A typical anesthesia machine is pictured above. The ventilator aspect of the machine is magnified below:

Anesthesia machine ventilators are capable of delivering variable amounts of oxygen, from room air 21%, to a full 100% oxygen if necessary. Most anesthesia machines are capable of delivering increasing amounts of Positive End Expiratory Pressure (PEEP) up to 20 cmH20, which is often necessary to oxygenate patients with severe ARDS. Anesthesia ventilators can function in volume control mode (by delivering a set volume of a tidal breath), or pressure control mode (by delivering a present inspiratory pressure of each tidal breath).

Anesthesia machines would need to be equipped with an inline bacterial/viral filter on the expiration limb of the disposable breathing hoses, to keep viruses from infecting the machine. This is easily done.
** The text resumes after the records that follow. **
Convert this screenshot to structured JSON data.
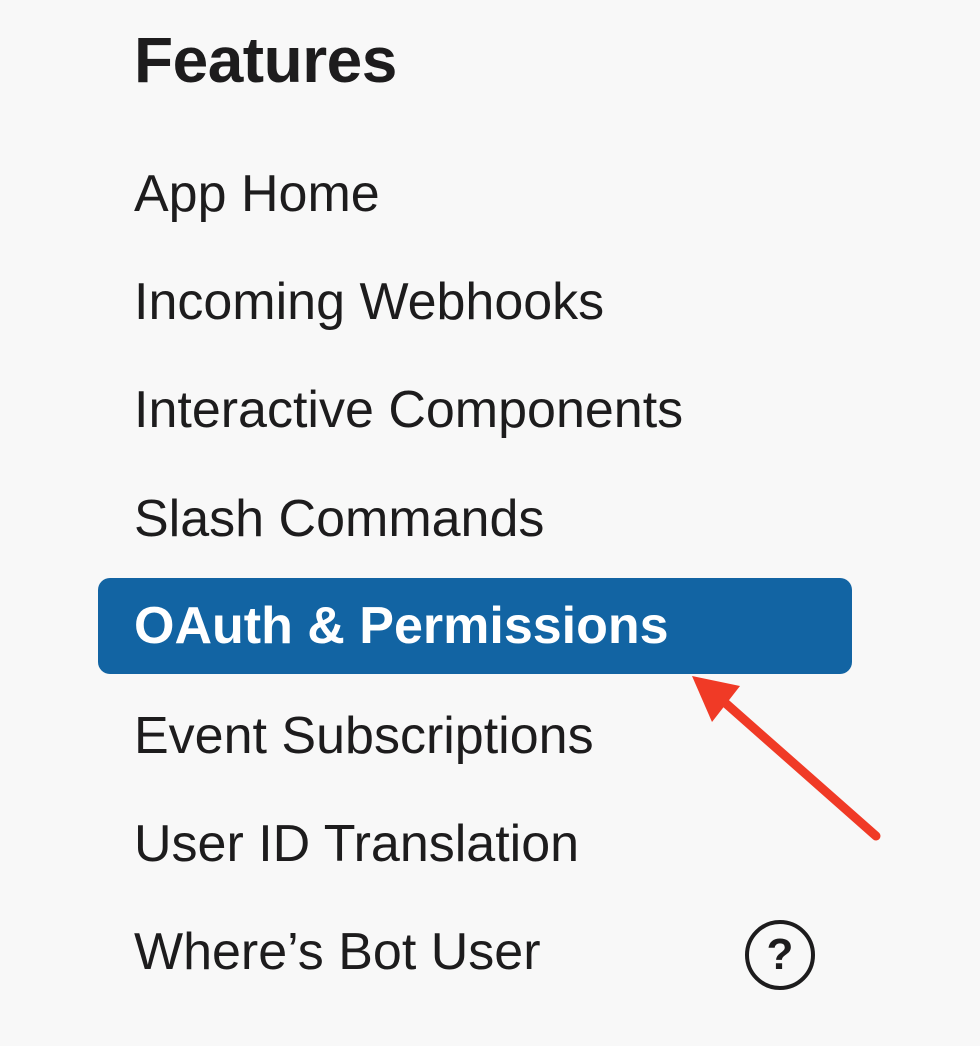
{
  "sidebar": {
    "section_title": "Features",
    "items": [
      {
        "label": "App Home"
      },
      {
        "label": "Incoming Webhooks"
      },
      {
        "label": "Interactive Components"
      },
      {
        "label": "Slash Commands"
      },
      {
        "label": "OAuth & Permissions",
        "active": true
      },
      {
        "label": "Event Subscriptions"
      },
      {
        "label": "User ID Translation"
      },
      {
        "label": "Where’s Bot User"
      }
    ],
    "help_icon": {
      "icon": "question-circle-icon",
      "glyph": "?"
    }
  },
  "colors": {
    "background": "#f8f8f8",
    "active_bg": "#1264a3",
    "active_text": "#ffffff",
    "text": "#1d1c1d",
    "annotation_arrow": "#f03a26"
  }
}
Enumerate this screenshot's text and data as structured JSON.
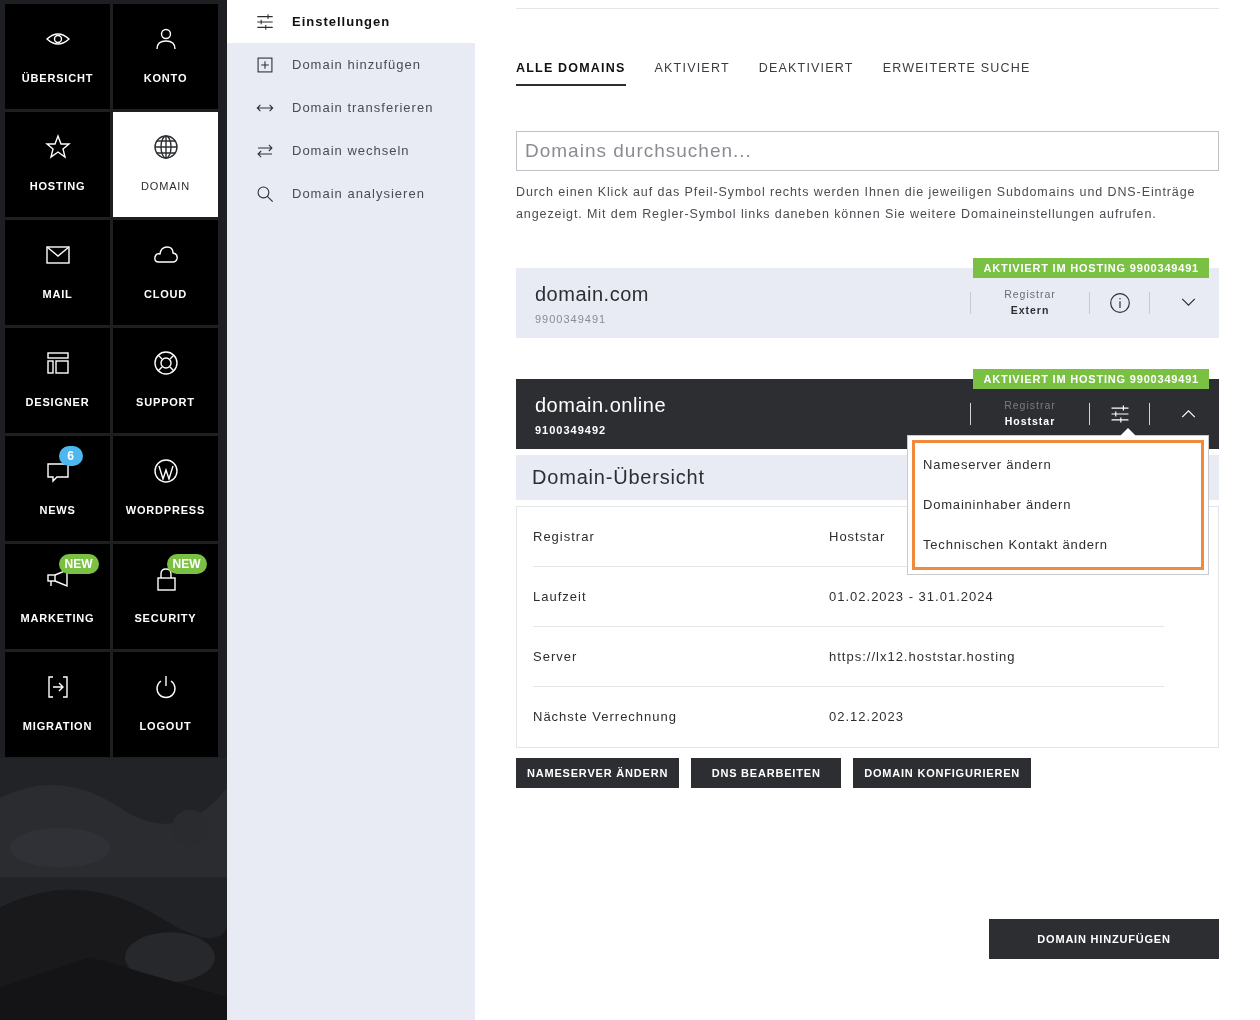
{
  "nav_tiles": [
    {
      "label": "ÜBERSICHT",
      "selected": false
    },
    {
      "label": "KONTO",
      "selected": false
    },
    {
      "label": "HOSTING",
      "selected": false
    },
    {
      "label": "DOMAIN",
      "selected": true
    },
    {
      "label": "MAIL",
      "selected": false
    },
    {
      "label": "CLOUD",
      "selected": false
    },
    {
      "label": "DESIGNER",
      "selected": false
    },
    {
      "label": "SUPPORT",
      "selected": false
    },
    {
      "label": "NEWS",
      "selected": false,
      "badge": {
        "text": "6",
        "kind": "count"
      }
    },
    {
      "label": "WORDPRESS",
      "selected": false
    },
    {
      "label": "MARKETING",
      "selected": false,
      "badge": {
        "text": "NEW",
        "kind": "new"
      }
    },
    {
      "label": "SECURITY",
      "selected": false,
      "badge": {
        "text": "NEW",
        "kind": "new"
      }
    },
    {
      "label": "MIGRATION",
      "selected": false
    },
    {
      "label": "LOGOUT",
      "selected": false
    }
  ],
  "sub_menu": [
    {
      "label": "Einstellungen",
      "selected": true
    },
    {
      "label": "Domain hinzufügen",
      "selected": false
    },
    {
      "label": "Domain transferieren",
      "selected": false
    },
    {
      "label": "Domain wechseln",
      "selected": false
    },
    {
      "label": "Domain analysieren",
      "selected": false
    }
  ],
  "tabs": [
    {
      "label": "ALLE DOMAINS",
      "selected": true
    },
    {
      "label": "AKTIVIERT",
      "selected": false
    },
    {
      "label": "DEAKTIVIERT",
      "selected": false
    },
    {
      "label": "ERWEITERTE SUCHE",
      "selected": false
    }
  ],
  "search": {
    "placeholder": "Domains durchsuchen..."
  },
  "help_text": "Durch einen Klick auf das Pfeil-Symbol rechts werden Ihnen die jeweiligen Subdomains und DNS-Einträge angezeigt. Mit dem Regler-Symbol links daneben können Sie weitere Domaineinstellungen aufrufen.",
  "domains": [
    {
      "name": "domain.com",
      "number": "9900349491",
      "status": "AKTIVIERT IM HOSTING 9900349491",
      "registrar_label": "Registrar",
      "registrar": "Extern",
      "kind": "info",
      "expanded": false
    },
    {
      "name": "domain.online",
      "number": "9100349492",
      "status": "AKTIVIERT IM HOSTING 9900349491",
      "registrar_label": "Registrar",
      "registrar": "Hoststar",
      "kind": "settings",
      "expanded": true
    }
  ],
  "settings_menu": {
    "highlighted": true,
    "items": [
      "Nameserver ändern",
      "Domaininhaber ändern",
      "Technischen Kontakt ändern"
    ]
  },
  "overview": {
    "title": "Domain-Übersicht",
    "rows": [
      {
        "label": "Registrar",
        "value": "Hoststar"
      },
      {
        "label": "Laufzeit",
        "value": "01.02.2023 - 31.01.2024"
      },
      {
        "label": "Server",
        "value": "https://lx12.hoststar.hosting"
      },
      {
        "label": "Nächste Verrechnung",
        "value": "02.12.2023"
      }
    ],
    "buttons": [
      "NAMESERVER ÄNDERN",
      "DNS BEARBEITEN",
      "DOMAIN KONFIGURIEREN"
    ]
  },
  "add_button": "DOMAIN HINZUFÜGEN"
}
Will anesthesiologists be called to step forward at this time of crisis to man temporary operating rooms that are converted to ICUs? Perhaps. It will depend on the number of critical care MDs who are already available, and whether additional staffing is needed. It will depend on the supply of Personal Protective Equipment (PPE) available. (Asking anyone to step into a COVID-19 ICU without the required PPE is a dangerous request. The ongoing search for more N95 masks, face shields, gowns, and gloves is critical.) It will depend on the ages of the available anesthesia personnel. The death rate for COVID-19 infection increases markedly after age 60, so older anesthetists would be less than ideal. Is there a role for Certified Registered Nurse Anesthetists if ORs are converted into ICUs? Yes.

You can also read an earlier column I wrote on Coronavirus and ICU ventilators.

For more details on anesthesia machines and ventilators, this link will connect you to the website of North American Draeger, a leading manufacturer of anesthesia machines.

Specific information on Draeger anesthesia ventilators can be found here.